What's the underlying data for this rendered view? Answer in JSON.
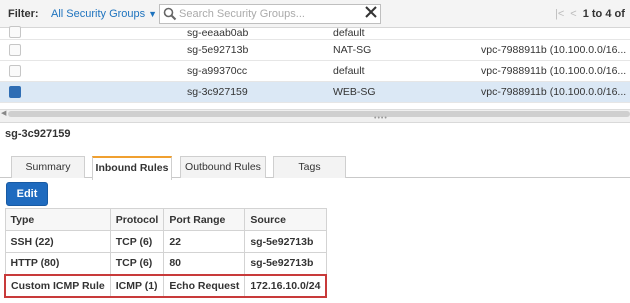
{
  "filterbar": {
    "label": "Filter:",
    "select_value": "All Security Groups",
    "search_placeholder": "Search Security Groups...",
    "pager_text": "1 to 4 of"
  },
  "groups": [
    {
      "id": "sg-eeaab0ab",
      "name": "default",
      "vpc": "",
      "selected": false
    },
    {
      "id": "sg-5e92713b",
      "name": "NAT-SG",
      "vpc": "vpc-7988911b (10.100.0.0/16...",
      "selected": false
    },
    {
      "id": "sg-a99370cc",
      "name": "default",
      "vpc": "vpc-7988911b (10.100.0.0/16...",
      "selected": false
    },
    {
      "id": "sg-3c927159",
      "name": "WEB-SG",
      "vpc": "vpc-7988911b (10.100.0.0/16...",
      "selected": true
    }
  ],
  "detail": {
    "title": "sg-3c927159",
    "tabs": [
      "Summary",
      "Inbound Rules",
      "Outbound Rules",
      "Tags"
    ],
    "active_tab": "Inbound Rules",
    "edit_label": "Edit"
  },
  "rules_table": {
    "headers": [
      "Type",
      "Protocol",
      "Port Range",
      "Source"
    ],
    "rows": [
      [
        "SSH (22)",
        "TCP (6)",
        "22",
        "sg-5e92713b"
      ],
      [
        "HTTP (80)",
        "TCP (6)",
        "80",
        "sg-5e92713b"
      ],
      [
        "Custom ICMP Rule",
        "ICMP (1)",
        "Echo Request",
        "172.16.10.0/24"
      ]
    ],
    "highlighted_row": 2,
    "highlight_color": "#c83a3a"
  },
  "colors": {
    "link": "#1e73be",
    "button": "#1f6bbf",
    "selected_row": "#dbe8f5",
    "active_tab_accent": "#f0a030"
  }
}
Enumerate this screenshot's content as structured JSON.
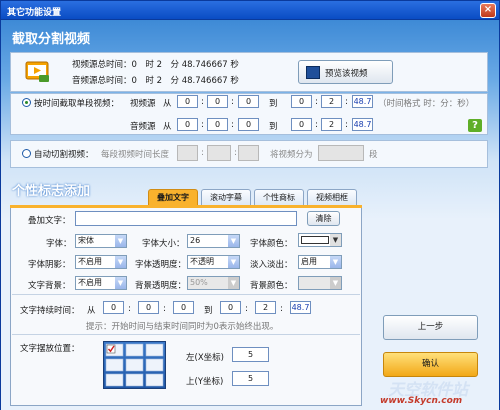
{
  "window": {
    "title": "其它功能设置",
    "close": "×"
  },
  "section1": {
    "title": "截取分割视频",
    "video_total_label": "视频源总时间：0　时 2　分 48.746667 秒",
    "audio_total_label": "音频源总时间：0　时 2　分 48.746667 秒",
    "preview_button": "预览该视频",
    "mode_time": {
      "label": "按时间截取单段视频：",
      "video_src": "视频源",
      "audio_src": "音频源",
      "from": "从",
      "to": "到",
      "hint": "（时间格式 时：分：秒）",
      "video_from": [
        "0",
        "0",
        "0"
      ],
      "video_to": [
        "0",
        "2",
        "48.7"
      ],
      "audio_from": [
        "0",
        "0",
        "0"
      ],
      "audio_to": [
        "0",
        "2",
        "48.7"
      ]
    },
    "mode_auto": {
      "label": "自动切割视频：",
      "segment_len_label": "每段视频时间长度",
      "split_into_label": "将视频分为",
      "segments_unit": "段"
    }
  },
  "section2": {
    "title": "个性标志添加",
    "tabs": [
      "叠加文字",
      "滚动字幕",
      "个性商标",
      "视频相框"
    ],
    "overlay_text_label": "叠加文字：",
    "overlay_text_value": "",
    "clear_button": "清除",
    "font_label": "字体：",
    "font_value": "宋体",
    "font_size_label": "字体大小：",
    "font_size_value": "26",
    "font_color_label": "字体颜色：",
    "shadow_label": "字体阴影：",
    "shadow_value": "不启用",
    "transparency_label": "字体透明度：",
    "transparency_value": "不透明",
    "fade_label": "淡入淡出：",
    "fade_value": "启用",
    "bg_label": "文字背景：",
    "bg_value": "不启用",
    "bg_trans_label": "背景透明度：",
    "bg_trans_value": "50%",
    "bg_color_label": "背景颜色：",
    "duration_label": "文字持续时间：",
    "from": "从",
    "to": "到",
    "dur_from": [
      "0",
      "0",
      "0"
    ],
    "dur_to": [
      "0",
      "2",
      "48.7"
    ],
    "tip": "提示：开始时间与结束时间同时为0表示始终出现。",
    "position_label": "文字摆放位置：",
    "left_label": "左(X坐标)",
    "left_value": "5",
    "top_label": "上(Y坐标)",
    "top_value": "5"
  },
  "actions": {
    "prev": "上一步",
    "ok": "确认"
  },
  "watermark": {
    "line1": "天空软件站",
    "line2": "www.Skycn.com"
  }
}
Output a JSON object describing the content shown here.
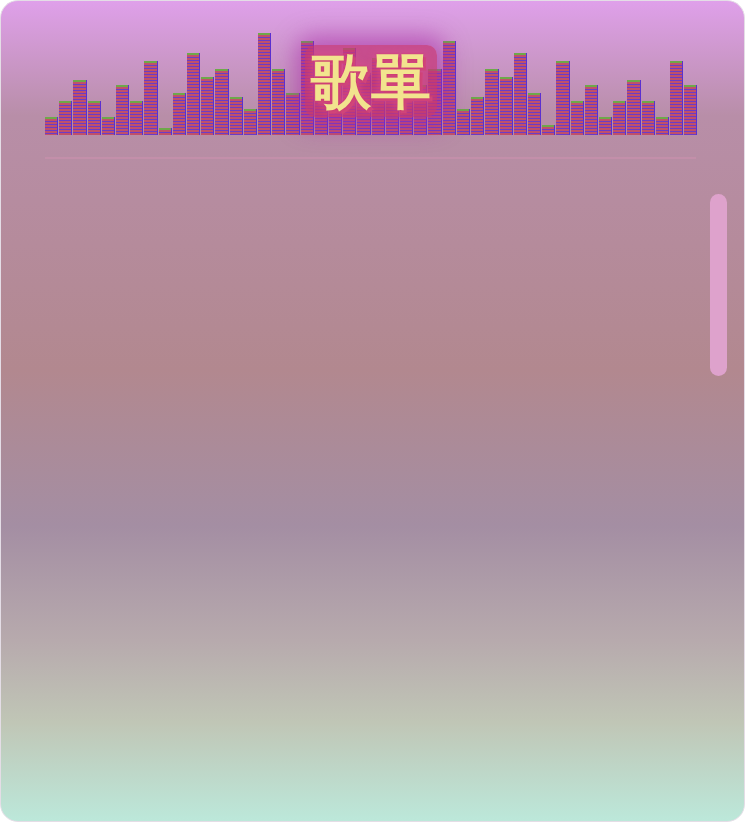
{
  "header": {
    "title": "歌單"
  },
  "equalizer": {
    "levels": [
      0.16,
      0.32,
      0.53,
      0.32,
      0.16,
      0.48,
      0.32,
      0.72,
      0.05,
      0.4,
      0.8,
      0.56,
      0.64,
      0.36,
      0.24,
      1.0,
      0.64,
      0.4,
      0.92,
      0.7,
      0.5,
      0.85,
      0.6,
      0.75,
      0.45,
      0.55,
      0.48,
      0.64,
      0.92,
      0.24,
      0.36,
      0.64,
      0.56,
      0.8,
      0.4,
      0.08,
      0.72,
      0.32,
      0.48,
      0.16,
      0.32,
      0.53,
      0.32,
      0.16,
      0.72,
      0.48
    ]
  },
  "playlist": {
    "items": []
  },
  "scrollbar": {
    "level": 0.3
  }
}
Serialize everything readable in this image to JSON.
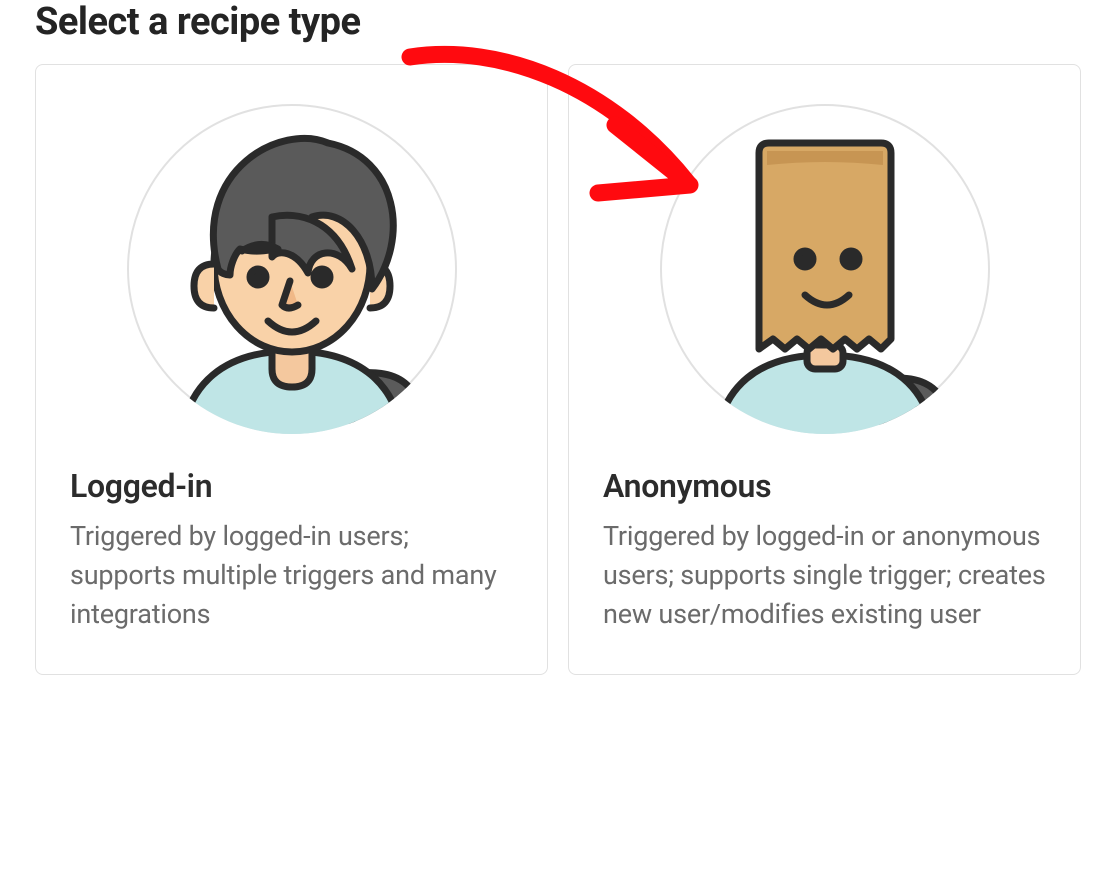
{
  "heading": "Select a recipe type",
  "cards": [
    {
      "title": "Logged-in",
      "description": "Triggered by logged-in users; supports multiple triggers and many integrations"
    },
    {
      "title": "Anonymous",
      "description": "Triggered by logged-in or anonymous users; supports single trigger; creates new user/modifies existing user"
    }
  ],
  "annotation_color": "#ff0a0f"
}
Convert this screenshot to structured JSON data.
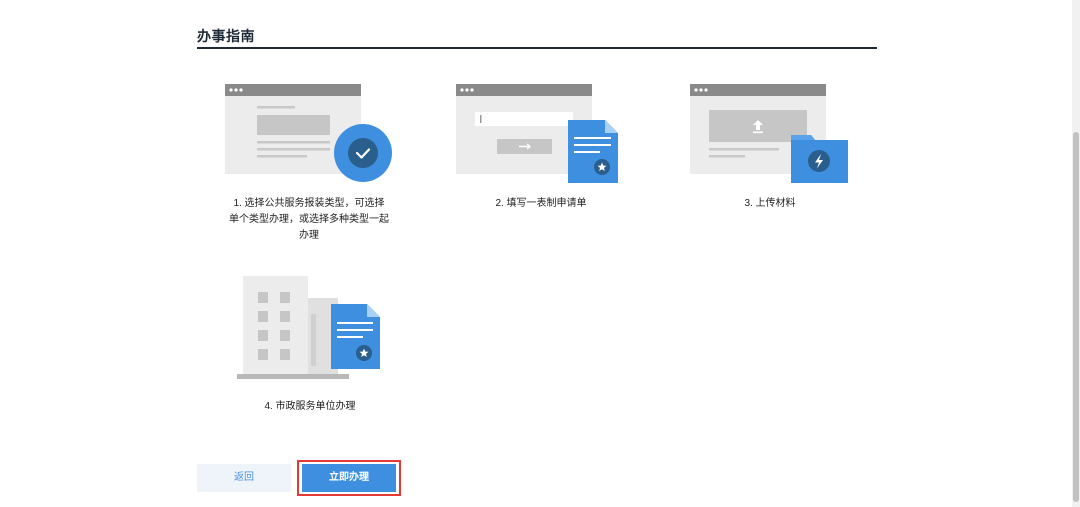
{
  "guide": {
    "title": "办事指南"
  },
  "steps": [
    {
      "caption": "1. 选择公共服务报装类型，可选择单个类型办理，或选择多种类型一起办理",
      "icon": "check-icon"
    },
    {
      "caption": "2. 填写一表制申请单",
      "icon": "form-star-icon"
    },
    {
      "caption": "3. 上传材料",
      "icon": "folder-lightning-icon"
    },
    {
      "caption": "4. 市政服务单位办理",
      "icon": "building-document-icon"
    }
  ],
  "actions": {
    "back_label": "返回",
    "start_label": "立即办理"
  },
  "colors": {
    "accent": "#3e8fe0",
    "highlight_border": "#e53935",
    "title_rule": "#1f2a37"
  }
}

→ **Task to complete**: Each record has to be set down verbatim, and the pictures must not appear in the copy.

→ **Task solution**:
What's the underlying data for this rendered view? Answer in JSON.
{
  "filterbar": {
    "label": "Filter:",
    "select_value": "All Security Groups",
    "search_placeholder": "Search Security Groups...",
    "pager_text": "1 to 4 of"
  },
  "groups": [
    {
      "id": "sg-eeaab0ab",
      "name": "default",
      "vpc": "",
      "selected": false
    },
    {
      "id": "sg-5e92713b",
      "name": "NAT-SG",
      "vpc": "vpc-7988911b (10.100.0.0/16...",
      "selected": false
    },
    {
      "id": "sg-a99370cc",
      "name": "default",
      "vpc": "vpc-7988911b (10.100.0.0/16...",
      "selected": false
    },
    {
      "id": "sg-3c927159",
      "name": "WEB-SG",
      "vpc": "vpc-7988911b (10.100.0.0/16...",
      "selected": true
    }
  ],
  "detail": {
    "title": "sg-3c927159",
    "tabs": [
      "Summary",
      "Inbound Rules",
      "Outbound Rules",
      "Tags"
    ],
    "active_tab": "Inbound Rules",
    "edit_label": "Edit"
  },
  "rules_table": {
    "headers": [
      "Type",
      "Protocol",
      "Port Range",
      "Source"
    ],
    "rows": [
      [
        "SSH (22)",
        "TCP (6)",
        "22",
        "sg-5e92713b"
      ],
      [
        "HTTP (80)",
        "TCP (6)",
        "80",
        "sg-5e92713b"
      ],
      [
        "Custom ICMP Rule",
        "ICMP (1)",
        "Echo Request",
        "172.16.10.0/24"
      ]
    ],
    "highlighted_row": 2,
    "highlight_color": "#c83a3a"
  },
  "colors": {
    "link": "#1e73be",
    "button": "#1f6bbf",
    "selected_row": "#dbe8f5",
    "active_tab_accent": "#f0a030"
  }
}
Enumerate this screenshot's content as structured JSON.
{
  "window": {
    "title": "其它功能设置",
    "close": "×"
  },
  "section1": {
    "title": "截取分割视频",
    "video_total_label": "视频源总时间：0　时 2　分 48.746667 秒",
    "audio_total_label": "音频源总时间：0　时 2　分 48.746667 秒",
    "preview_button": "预览该视频",
    "mode_time": {
      "label": "按时间截取单段视频：",
      "video_src": "视频源",
      "audio_src": "音频源",
      "from": "从",
      "to": "到",
      "hint": "（时间格式 时：分：秒）",
      "video_from": [
        "0",
        "0",
        "0"
      ],
      "video_to": [
        "0",
        "2",
        "48.7"
      ],
      "audio_from": [
        "0",
        "0",
        "0"
      ],
      "audio_to": [
        "0",
        "2",
        "48.7"
      ]
    },
    "mode_auto": {
      "label": "自动切割视频：",
      "segment_len_label": "每段视频时间长度",
      "split_into_label": "将视频分为",
      "segments_unit": "段"
    }
  },
  "section2": {
    "title": "个性标志添加",
    "tabs": [
      "叠加文字",
      "滚动字幕",
      "个性商标",
      "视频相框"
    ],
    "overlay_text_label": "叠加文字：",
    "overlay_text_value": "",
    "clear_button": "清除",
    "font_label": "字体：",
    "font_value": "宋体",
    "font_size_label": "字体大小：",
    "font_size_value": "26",
    "font_color_label": "字体颜色：",
    "shadow_label": "字体阴影：",
    "shadow_value": "不启用",
    "transparency_label": "字体透明度：",
    "transparency_value": "不透明",
    "fade_label": "淡入淡出：",
    "fade_value": "启用",
    "bg_label": "文字背景：",
    "bg_value": "不启用",
    "bg_trans_label": "背景透明度：",
    "bg_trans_value": "50%",
    "bg_color_label": "背景颜色：",
    "duration_label": "文字持续时间：",
    "from": "从",
    "to": "到",
    "dur_from": [
      "0",
      "0",
      "0"
    ],
    "dur_to": [
      "0",
      "2",
      "48.7"
    ],
    "tip": "提示：开始时间与结束时间同时为0表示始终出现。",
    "position_label": "文字摆放位置：",
    "left_label": "左(X坐标)",
    "left_value": "5",
    "top_label": "上(Y坐标)",
    "top_value": "5"
  },
  "actions": {
    "prev": "上一步",
    "ok": "确认"
  },
  "watermark": {
    "line1": "天空软件站",
    "line2": "www.Skycn.com"
  }
}
Output a JSON object describing the content shown here.
{
  "header": {
    "title": "歌單"
  },
  "equalizer": {
    "levels": [
      0.16,
      0.32,
      0.53,
      0.32,
      0.16,
      0.48,
      0.32,
      0.72,
      0.05,
      0.4,
      0.8,
      0.56,
      0.64,
      0.36,
      0.24,
      1.0,
      0.64,
      0.4,
      0.92,
      0.7,
      0.5,
      0.85,
      0.6,
      0.75,
      0.45,
      0.55,
      0.48,
      0.64,
      0.92,
      0.24,
      0.36,
      0.64,
      0.56,
      0.8,
      0.4,
      0.08,
      0.72,
      0.32,
      0.48,
      0.16,
      0.32,
      0.53,
      0.32,
      0.16,
      0.72,
      0.48
    ]
  },
  "playlist": {
    "items": []
  },
  "scrollbar": {
    "level": 0.3
  }
}
Serialize everything readable in this image to JSON.
{
  "heading": "Select a recipe type",
  "cards": [
    {
      "title": "Logged-in",
      "description": "Triggered by logged-in users; supports multiple triggers and many integrations"
    },
    {
      "title": "Anonymous",
      "description": "Triggered by logged-in or anonymous users; supports single trigger; creates new user/modifies existing user"
    }
  ],
  "annotation_color": "#ff0a0f"
}
Convert this screenshot to structured JSON data.
{
  "guide": {
    "title": "办事指南"
  },
  "steps": [
    {
      "caption": "1. 选择公共服务报装类型，可选择单个类型办理，或选择多种类型一起办理",
      "icon": "check-icon"
    },
    {
      "caption": "2. 填写一表制申请单",
      "icon": "form-star-icon"
    },
    {
      "caption": "3. 上传材料",
      "icon": "folder-lightning-icon"
    },
    {
      "caption": "4. 市政服务单位办理",
      "icon": "building-document-icon"
    }
  ],
  "actions": {
    "back_label": "返回",
    "start_label": "立即办理"
  },
  "colors": {
    "accent": "#3e8fe0",
    "highlight_border": "#e53935",
    "title_rule": "#1f2a37"
  }
}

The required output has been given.